ENTRIES SUPPLIED START
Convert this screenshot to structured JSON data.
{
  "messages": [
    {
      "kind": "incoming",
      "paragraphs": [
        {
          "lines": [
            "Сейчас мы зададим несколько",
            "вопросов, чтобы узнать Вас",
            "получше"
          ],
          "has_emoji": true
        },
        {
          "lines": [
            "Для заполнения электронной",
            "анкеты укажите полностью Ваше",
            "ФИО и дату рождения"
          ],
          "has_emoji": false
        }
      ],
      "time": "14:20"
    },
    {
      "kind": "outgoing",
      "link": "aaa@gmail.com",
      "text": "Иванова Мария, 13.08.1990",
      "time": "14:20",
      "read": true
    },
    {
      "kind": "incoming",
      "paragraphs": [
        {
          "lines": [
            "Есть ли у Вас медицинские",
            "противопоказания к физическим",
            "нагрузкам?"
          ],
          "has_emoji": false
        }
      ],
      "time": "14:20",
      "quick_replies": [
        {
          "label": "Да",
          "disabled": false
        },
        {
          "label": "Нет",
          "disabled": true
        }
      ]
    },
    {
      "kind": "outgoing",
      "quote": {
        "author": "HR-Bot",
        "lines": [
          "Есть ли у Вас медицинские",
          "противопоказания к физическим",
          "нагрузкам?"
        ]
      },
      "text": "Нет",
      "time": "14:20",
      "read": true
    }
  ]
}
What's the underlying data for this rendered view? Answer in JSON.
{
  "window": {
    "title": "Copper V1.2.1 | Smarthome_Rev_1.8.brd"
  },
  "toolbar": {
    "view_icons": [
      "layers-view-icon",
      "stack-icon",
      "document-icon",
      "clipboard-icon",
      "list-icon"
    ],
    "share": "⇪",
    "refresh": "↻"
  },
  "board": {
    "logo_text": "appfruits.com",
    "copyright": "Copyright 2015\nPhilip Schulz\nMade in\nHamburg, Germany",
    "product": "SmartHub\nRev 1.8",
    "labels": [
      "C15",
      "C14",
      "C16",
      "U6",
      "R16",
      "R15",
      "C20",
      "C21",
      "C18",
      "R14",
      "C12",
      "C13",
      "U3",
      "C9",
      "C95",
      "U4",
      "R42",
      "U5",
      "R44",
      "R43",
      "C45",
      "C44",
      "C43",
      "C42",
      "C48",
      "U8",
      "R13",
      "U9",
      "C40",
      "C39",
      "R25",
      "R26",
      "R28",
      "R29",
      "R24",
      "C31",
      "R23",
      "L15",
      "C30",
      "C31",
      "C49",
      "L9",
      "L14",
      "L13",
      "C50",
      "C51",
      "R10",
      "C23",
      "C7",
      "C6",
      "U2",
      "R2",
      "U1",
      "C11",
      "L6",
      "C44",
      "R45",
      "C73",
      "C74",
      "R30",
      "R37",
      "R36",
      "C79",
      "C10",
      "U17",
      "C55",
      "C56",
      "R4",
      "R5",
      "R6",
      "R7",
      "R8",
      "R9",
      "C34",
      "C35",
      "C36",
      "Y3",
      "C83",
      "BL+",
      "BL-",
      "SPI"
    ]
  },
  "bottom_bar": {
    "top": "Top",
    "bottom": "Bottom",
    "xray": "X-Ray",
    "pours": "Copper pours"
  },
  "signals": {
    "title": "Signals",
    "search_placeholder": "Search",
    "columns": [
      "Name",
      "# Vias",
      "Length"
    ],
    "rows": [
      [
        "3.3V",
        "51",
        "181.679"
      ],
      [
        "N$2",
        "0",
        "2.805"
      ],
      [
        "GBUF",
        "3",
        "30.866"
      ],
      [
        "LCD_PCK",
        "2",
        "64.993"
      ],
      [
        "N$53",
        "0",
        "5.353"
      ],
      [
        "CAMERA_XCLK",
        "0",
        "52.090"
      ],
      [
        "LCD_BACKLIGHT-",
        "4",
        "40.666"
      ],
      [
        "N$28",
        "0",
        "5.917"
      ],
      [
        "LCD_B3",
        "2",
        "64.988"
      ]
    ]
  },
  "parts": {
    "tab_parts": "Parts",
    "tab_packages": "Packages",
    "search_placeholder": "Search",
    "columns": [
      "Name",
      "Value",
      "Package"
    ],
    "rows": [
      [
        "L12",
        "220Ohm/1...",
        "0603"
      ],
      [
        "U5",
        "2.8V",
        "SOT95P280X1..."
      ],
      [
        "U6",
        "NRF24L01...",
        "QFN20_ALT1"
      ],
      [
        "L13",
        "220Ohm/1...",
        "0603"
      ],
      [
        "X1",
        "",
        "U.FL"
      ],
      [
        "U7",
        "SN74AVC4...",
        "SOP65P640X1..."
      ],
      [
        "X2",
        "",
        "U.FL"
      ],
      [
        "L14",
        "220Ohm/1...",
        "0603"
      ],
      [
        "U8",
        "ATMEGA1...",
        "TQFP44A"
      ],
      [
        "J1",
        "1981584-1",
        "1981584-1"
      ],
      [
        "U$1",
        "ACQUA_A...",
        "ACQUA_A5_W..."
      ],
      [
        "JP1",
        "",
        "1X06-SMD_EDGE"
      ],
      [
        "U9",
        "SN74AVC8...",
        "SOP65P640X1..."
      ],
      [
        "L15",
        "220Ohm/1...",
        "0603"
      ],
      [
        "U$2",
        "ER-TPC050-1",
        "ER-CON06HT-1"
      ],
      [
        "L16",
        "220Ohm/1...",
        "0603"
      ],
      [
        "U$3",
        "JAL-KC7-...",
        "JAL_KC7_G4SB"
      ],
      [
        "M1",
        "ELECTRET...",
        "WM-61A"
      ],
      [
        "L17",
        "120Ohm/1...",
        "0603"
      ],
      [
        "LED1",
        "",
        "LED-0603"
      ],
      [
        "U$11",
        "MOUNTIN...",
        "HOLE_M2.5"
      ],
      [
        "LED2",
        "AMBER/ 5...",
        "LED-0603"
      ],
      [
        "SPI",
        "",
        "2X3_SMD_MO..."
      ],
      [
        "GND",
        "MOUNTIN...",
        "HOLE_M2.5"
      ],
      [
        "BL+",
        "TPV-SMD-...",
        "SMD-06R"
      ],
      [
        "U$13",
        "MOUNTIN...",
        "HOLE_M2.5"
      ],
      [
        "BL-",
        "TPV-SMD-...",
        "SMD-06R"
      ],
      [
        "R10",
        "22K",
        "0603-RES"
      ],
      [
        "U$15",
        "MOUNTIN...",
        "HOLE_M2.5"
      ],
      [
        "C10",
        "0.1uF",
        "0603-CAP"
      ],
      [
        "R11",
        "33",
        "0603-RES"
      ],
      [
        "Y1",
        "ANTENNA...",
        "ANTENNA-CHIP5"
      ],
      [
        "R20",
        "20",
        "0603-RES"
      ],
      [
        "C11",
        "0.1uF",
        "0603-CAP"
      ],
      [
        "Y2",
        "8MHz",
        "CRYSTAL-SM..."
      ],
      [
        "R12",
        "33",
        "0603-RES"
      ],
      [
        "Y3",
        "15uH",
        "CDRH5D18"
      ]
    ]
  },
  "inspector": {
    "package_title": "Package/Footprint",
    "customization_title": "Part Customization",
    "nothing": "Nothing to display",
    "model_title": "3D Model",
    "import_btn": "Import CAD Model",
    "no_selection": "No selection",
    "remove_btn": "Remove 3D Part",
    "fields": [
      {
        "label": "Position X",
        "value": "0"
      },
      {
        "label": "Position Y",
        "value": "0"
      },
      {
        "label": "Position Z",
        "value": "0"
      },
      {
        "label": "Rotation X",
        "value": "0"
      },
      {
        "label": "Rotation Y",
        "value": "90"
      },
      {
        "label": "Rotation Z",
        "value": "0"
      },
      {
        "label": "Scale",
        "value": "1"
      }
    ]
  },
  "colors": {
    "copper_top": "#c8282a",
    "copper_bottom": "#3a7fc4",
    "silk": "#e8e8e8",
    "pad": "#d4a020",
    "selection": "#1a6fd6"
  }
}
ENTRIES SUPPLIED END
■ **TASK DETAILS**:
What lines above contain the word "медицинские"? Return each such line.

■ **ANSWER TO THE EXERCISE**:
            "Есть ли у Вас медицинские",
          "Есть ли у Вас медицинские",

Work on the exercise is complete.